“THE WAY OF THE WARRIOR IS DEATH”
Elvis Cole has been hired by the international hotel magnate Bradley Warren to find an original copy of the Japanese Hagakure, which has been stolen from Warren’s safe. Worth over $3M, the Hagakure is a centuries-old document that outlines every aspect of acceptable conduct for the samurai. This national treasure is not owned by Warren but is on loan from the Tashiro family with whom Warren does considerable business.
The theft is already being investigated by the LAPD, but Warren needs the book back in less than a week. The Tashiros are coming to inspect their latest hotel venture in Little Tokyo and to attend the Pacific Men’s Club banquet where Warren is to be named Man of the Month. They expect to see the book there on display and Warren expects Cole to make that happen.
Cole has only been on the job one day when Warren’s wife, Sheila, receives a call threatening to burn down their house with her in it unless Warren stops the search for the book. At this point, Cole brings Joe Pike in on the investigation and for additional security. However, a narcissistic and self-important Warren dismisses the threat out of hand.
It becomes very clear to both Cole and the reader that having someone harm his wife or his 16-year-old daughter, Mimi, will not hurt Warren in the slightest. Also clear is that only a perceived or actual failure in business can cause Warren even a moment of pause. When a second call is received, this time threatening Mimi’s life, Warren simply asks Cole to provide additional presence but business will proceed as usual with no changes to routine or to the awards banquet.
Coincident with the threats, Cole has found a connection between the theft and the LA organization of the Japanese yakuza, a group the news media compares to the American mafia. But Cole quickly learns that the yakuza is far older and far different than any mafia-type syndicate, actually stretching back to the days of the samurai. So for the American branch of the yakuza to have an original copy of what amounts to their ultimate code of ethics and behavior would be a major coup.
POSSIBLE SPOILERS FOLLOW:
Cole and Pike are able to link the theft to Nobu Isida, a yakuza middleman, to Eddie Tang, a young yakuza assassin, and to Yuki Torobuni, the head of the LA yakuza faction. And Cole is systematically narrowing down the book’s location when Mimi goes missing from the hotel just before the awards banquet is to start.
As Cole searches for Mimi now, as well as for the book, he is blindsided when he learns that the teenager is a chameleon – mousy, invisible and somewhat homely by day and an overly made-up femme fatale by night. It seems that she has been a very frequent nighttime visitor to Torobuni’s dance club and is Eddie Tang’s girlfriend.
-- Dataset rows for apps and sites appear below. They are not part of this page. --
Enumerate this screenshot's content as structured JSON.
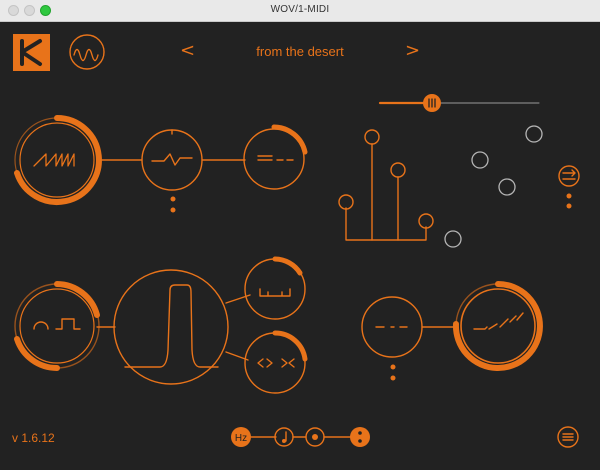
{
  "window": {
    "title": "WOV/1-MIDI"
  },
  "header": {
    "prev_label": "<",
    "next_label": ">",
    "preset_name": "from the desert"
  },
  "footer": {
    "version": "v 1.6.12",
    "hz_label": "Hz"
  },
  "colors": {
    "accent": "#e8731a",
    "background": "#222222",
    "inactive": "#b5b5b5"
  },
  "icons": [
    "k-logo-icon",
    "wave-logo-icon",
    "menu-icon",
    "note-icon",
    "dot-icon",
    "dots-icon",
    "route-icon"
  ]
}
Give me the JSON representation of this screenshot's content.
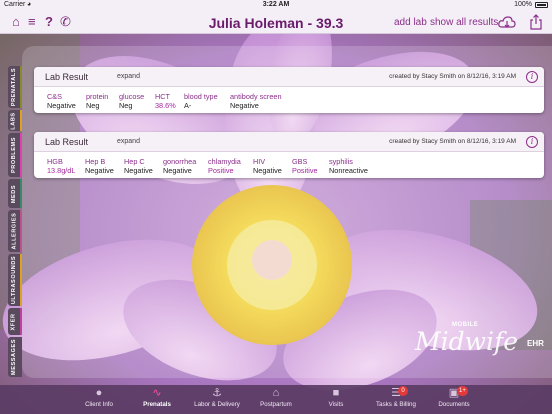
{
  "status_bar": {
    "carrier": "Carrier",
    "time": "3:22 AM",
    "battery": "100%"
  },
  "header": {
    "title": "Julia Holeman - 39.3",
    "add_lab": "add lab",
    "show_all": "show all results",
    "icons": [
      "home-icon",
      "list-icon",
      "help-icon",
      "phone-icon",
      "cloud-download-icon",
      "share-icon"
    ]
  },
  "side_tabs": [
    {
      "label": "PRENATALS",
      "color": "#8a8a2a"
    },
    {
      "label": "LABS",
      "color": "#e0a020"
    },
    {
      "label": "PROBLEMS",
      "color": "#e040b0"
    },
    {
      "label": "MEDS",
      "color": "#3a8a6a"
    },
    {
      "label": "ALLERGIES",
      "color": "#c05090"
    },
    {
      "label": "ULTRASOUNDS",
      "color": "#e0a020"
    },
    {
      "label": "XFER",
      "color": "#c040a0"
    },
    {
      "label": "MESSAGES",
      "color": "#5a4a5e"
    }
  ],
  "cards": [
    {
      "title": "Lab Result",
      "expand": "expand",
      "created": "created by Stacy Smith on 8/12/16, 3:19 AM",
      "info": "i",
      "tests": [
        {
          "name": "C&S",
          "value": "Negative",
          "abnormal": false
        },
        {
          "name": "protein",
          "value": "Neg",
          "abnormal": false
        },
        {
          "name": "glucose",
          "value": "Neg",
          "abnormal": false
        },
        {
          "name": "HCT",
          "value": "38.6%",
          "abnormal": true
        },
        {
          "name": "blood type",
          "value": "A-",
          "abnormal": false
        },
        {
          "name": "antibody screen",
          "value": "Negative",
          "abnormal": false
        }
      ]
    },
    {
      "title": "Lab Result",
      "expand": "expand",
      "created": "created by Stacy Smith on 8/12/16, 3:19 AM",
      "info": "i",
      "tests": [
        {
          "name": "HGB",
          "value": "13.8g/dL",
          "abnormal": true
        },
        {
          "name": "Hep B",
          "value": "Negative",
          "abnormal": false
        },
        {
          "name": "Hep C",
          "value": "Negative",
          "abnormal": false
        },
        {
          "name": "gonorrhea",
          "value": "Negative",
          "abnormal": false
        },
        {
          "name": "chlamydia",
          "value": "Positive",
          "abnormal": true
        },
        {
          "name": "HIV",
          "value": "Negative",
          "abnormal": false
        },
        {
          "name": "GBS",
          "value": "Positive",
          "abnormal": true
        },
        {
          "name": "syphilis",
          "value": "Nonreactive",
          "abnormal": false
        }
      ]
    }
  ],
  "logo": {
    "mobile": "MOBILE",
    "midwife": "Midwife",
    "ehr": "EHR"
  },
  "tab_bar": [
    {
      "label": "Client Info",
      "icon": "person-icon",
      "active": false,
      "badge": ""
    },
    {
      "label": "Prenatals",
      "icon": "heartbeat-icon",
      "active": true,
      "badge": ""
    },
    {
      "label": "Labor & Delivery",
      "icon": "stroller-icon",
      "active": false,
      "badge": ""
    },
    {
      "label": "Postpartum",
      "icon": "house-icon",
      "active": false,
      "badge": ""
    },
    {
      "label": "Visits",
      "icon": "car-icon",
      "active": false,
      "badge": ""
    },
    {
      "label": "Tasks & Billing",
      "icon": "tasks-icon",
      "active": false,
      "badge": "0"
    },
    {
      "label": "Documents",
      "icon": "documents-icon",
      "active": false,
      "badge": "1+"
    }
  ]
}
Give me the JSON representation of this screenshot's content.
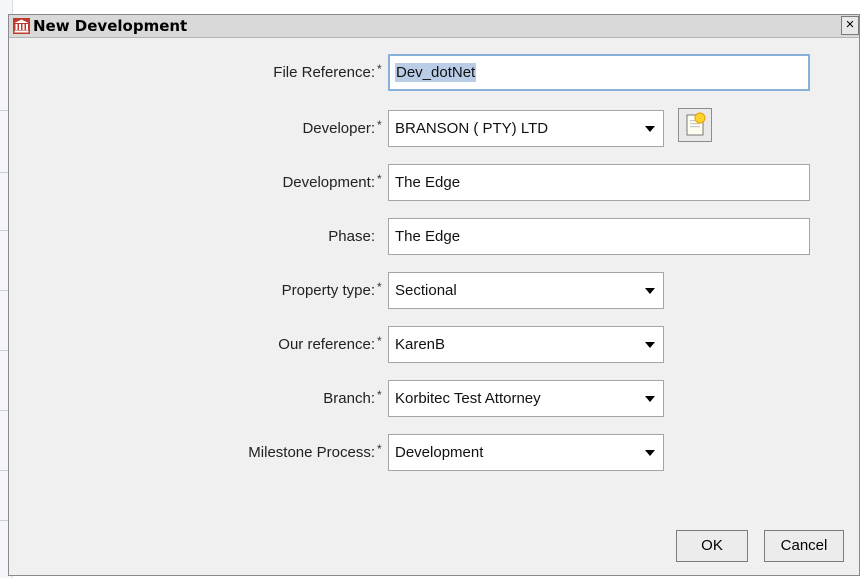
{
  "dialog": {
    "title": "New Development",
    "close": "×"
  },
  "form": {
    "file_reference": {
      "label": "File Reference:",
      "required": "*",
      "value": "Dev_dotNet"
    },
    "developer": {
      "label": "Developer:",
      "required": "*",
      "value": "BRANSON ( PTY) LTD"
    },
    "development": {
      "label": "Development:",
      "required": "*",
      "value": "The Edge"
    },
    "phase": {
      "label": "Phase:",
      "value": "The Edge"
    },
    "property_type": {
      "label": "Property type:",
      "required": "*",
      "value": "Sectional"
    },
    "our_reference": {
      "label": "Our reference:",
      "required": "*",
      "value": "KarenB"
    },
    "branch": {
      "label": "Branch:",
      "required": "*",
      "value": "Korbitec Test Attorney"
    },
    "milestone_process": {
      "label": "Milestone Process:",
      "required": "*",
      "value": "Development"
    }
  },
  "buttons": {
    "ok": "OK",
    "cancel": "Cancel"
  },
  "icons": {
    "app": "building-columns-icon",
    "new_developer": "new-document-icon",
    "dropdown": "chevron-down-icon"
  },
  "colors": {
    "accent_icon": "#c0392b",
    "focus_border": "#87b1d9",
    "selection": "#b9cde6"
  }
}
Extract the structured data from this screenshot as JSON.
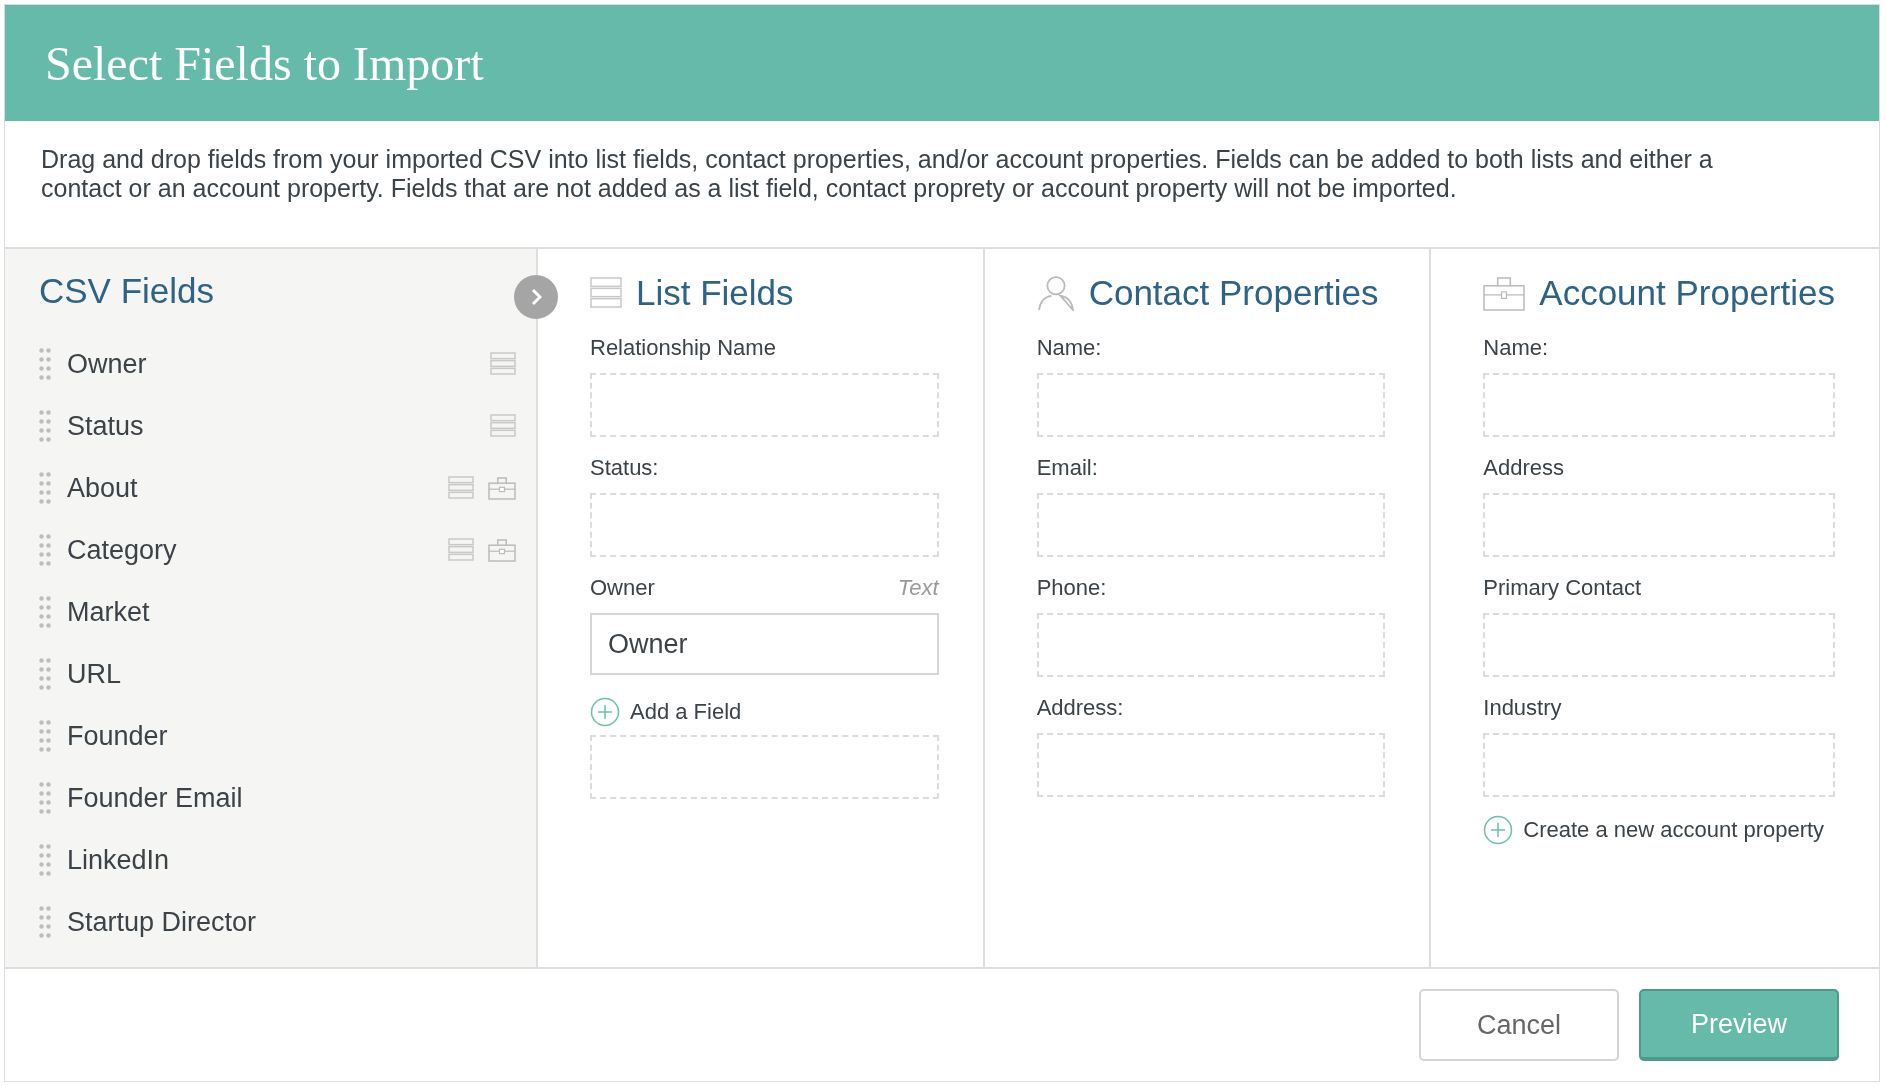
{
  "dialog": {
    "title": "Select Fields to Import",
    "description": "Drag and drop fields from your imported CSV into list fields, contact properties, and/or account properties. Fields can be added to both lists and either a contact or an account property. Fields that are not added as a list field, contact proprety or account property will not be imported."
  },
  "csv_fields": {
    "title": "CSV Fields",
    "items": [
      {
        "label": "Owner",
        "list_field": true,
        "account_property": false
      },
      {
        "label": "Status",
        "list_field": true,
        "account_property": false
      },
      {
        "label": "About",
        "list_field": true,
        "account_property": true
      },
      {
        "label": "Category",
        "list_field": true,
        "account_property": true
      },
      {
        "label": "Market",
        "list_field": false,
        "account_property": false
      },
      {
        "label": "URL",
        "list_field": false,
        "account_property": false
      },
      {
        "label": "Founder",
        "list_field": false,
        "account_property": false
      },
      {
        "label": "Founder Email",
        "list_field": false,
        "account_property": false
      },
      {
        "label": "LinkedIn",
        "list_field": false,
        "account_property": false
      },
      {
        "label": "Startup Director",
        "list_field": false,
        "account_property": false
      }
    ]
  },
  "columns": [
    {
      "kind": "list",
      "title": "List Fields",
      "items": [
        {
          "kind": "field",
          "label": "Relationship Name"
        },
        {
          "kind": "field",
          "label": "Status:"
        },
        {
          "kind": "field",
          "label": "Owner",
          "hint": "Text",
          "value": "Owner"
        },
        {
          "kind": "add",
          "label": "Add a Field"
        },
        {
          "kind": "dropzone"
        }
      ]
    },
    {
      "kind": "contact",
      "title": "Contact Properties",
      "items": [
        {
          "kind": "field",
          "label": "Name:"
        },
        {
          "kind": "field",
          "label": "Email:"
        },
        {
          "kind": "field",
          "label": "Phone:"
        },
        {
          "kind": "field",
          "label": "Address:"
        }
      ]
    },
    {
      "kind": "account",
      "title": "Account Properties",
      "items": [
        {
          "kind": "field",
          "label": "Name:"
        },
        {
          "kind": "field",
          "label": "Address"
        },
        {
          "kind": "field",
          "label": "Primary Contact"
        },
        {
          "kind": "field",
          "label": "Industry"
        },
        {
          "kind": "add",
          "label": "Create a new account property"
        }
      ]
    }
  ],
  "buttons": [
    {
      "label": "Cancel",
      "kind": "secondary"
    },
    {
      "label": "Preview",
      "kind": "primary"
    }
  ]
}
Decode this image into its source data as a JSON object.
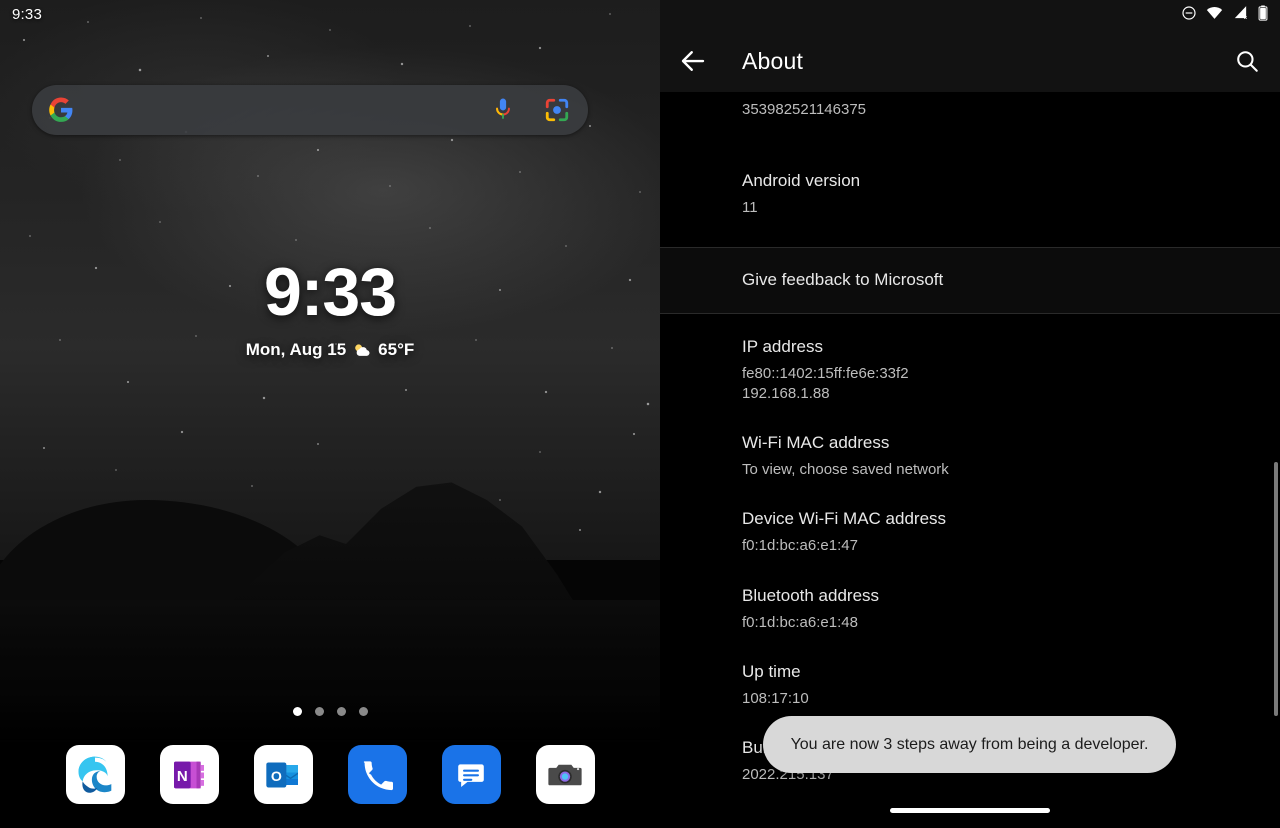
{
  "home": {
    "status_time": "9:33",
    "search": {
      "name": "google-search-bar",
      "placeholder": "",
      "value": "",
      "google_icon": "google-g-icon",
      "mic_icon": "microphone-icon",
      "lens_icon": "google-lens-icon"
    },
    "clock": {
      "time": "9:33",
      "date": "Mon, Aug 15",
      "temperature": "65°F",
      "weather_icon": "partly-cloudy-icon"
    },
    "page_dots": {
      "count": 4,
      "active_index": 0
    },
    "dock": [
      {
        "name": "microsoft-edge",
        "label": "Edge"
      },
      {
        "name": "microsoft-onenote",
        "label": "OneNote"
      },
      {
        "name": "microsoft-outlook",
        "label": "Outlook"
      },
      {
        "name": "phone",
        "label": "Phone"
      },
      {
        "name": "messages",
        "label": "Messages"
      },
      {
        "name": "camera",
        "label": "Camera"
      }
    ]
  },
  "settings": {
    "status_icons": [
      "do-not-disturb-icon",
      "wifi-icon",
      "cellular-signal-off-icon",
      "battery-icon"
    ],
    "appbar": {
      "back_icon": "back-arrow-icon",
      "title": "About",
      "search_icon": "search-icon"
    },
    "rows": [
      {
        "title": "",
        "sub": "353982521146375"
      },
      {
        "title": "Android version",
        "sub": "11"
      },
      {
        "title": "Give feedback to Microsoft",
        "sub": ""
      },
      {
        "title": "IP address",
        "sub": "fe80::1402:15ff:fe6e:33f2\n192.168.1.88"
      },
      {
        "title": "Wi-Fi MAC address",
        "sub": "To view, choose saved network"
      },
      {
        "title": "Device Wi-Fi MAC address",
        "sub": "f0:1d:bc:a6:e1:47"
      },
      {
        "title": "Bluetooth address",
        "sub": "f0:1d:bc:a6:e1:48"
      },
      {
        "title": "Up time",
        "sub": "108:17:10"
      },
      {
        "title": "Build number",
        "sub": "2022.215.137"
      }
    ],
    "toast": {
      "message": "You are now 3 steps away from being a developer."
    }
  },
  "colors": {
    "accent_blue": "#1a73e8",
    "appbar_bg": "#121212",
    "content_bg": "#000000",
    "toast_bg": "#d8d8d8",
    "divider": "#2a2a2a"
  }
}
From this point on, the plot has more twists and turns than a mountain road. They are complicated twists and it is as hard for the reader as it is for Cole to tell truth from lies. And, unfortunately, that old saw about “assumptions” comes back to kick Cole right in the you-know-what. But metaphorical kicks are not the only ones in this book. The fight scenes are MMA caliber and Crais writes them in a manner that is visibly coherent, realistic and violent unto death.
Crais also provides us with our next glimpse into that laconic entity that is Joe Pike. When Cole and Pike locate a translation of the Hagakure rather than the original, Pike becomes absorbed with its tenets. And his new understanding of what drives the samurai plays out quite forcefully in the final fight scene.
Another major scene that Crais creates for Pike occurs at the beginning of Chapter 8. When Cole goes to a firing range to retrieve Pike, he finds him shooting at multiple targets to the beat of Bob Seger’s rendition of “Old Time Rock and Roll.” If you will take a few moments before you start Chapter 8 to preview that song on iTunes and get the beat in your head, when you read the scenario, Crais’ words will jump on to your mental video screen, complete with soundtrack. And you will have an image of Pike and a jaw-dropping respect for his abilities that will stick in your mind for a long time.
As good as the storyline and its overall execution are, two aspects of this book caused me to drop my rating by one star. First, Crais has Cole, in his internal monologues, comment on what he thinks are inane actions or unacceptable comments from other characters by saying “These ___!” or “That ___!” filling in the blank to make phrases like “These cops!”, “These guys!”, “That Bradley!”, or “That Pike!” The first few times this occurred, it was 1980’s colloquialism. The next twenty times, it was annoying. By the fiftieth time, it was absolutely obnoxious.
The second reason for reducing my rating is the title, as in the fact that I can’t reconcile the title with the storyline. “Stalking” meant something considering how long some of the stakeouts that Cole and Pike went on lasted. But “Angel?” Not a clue! Oh, well, that Crais!
Cover Art From Goodreads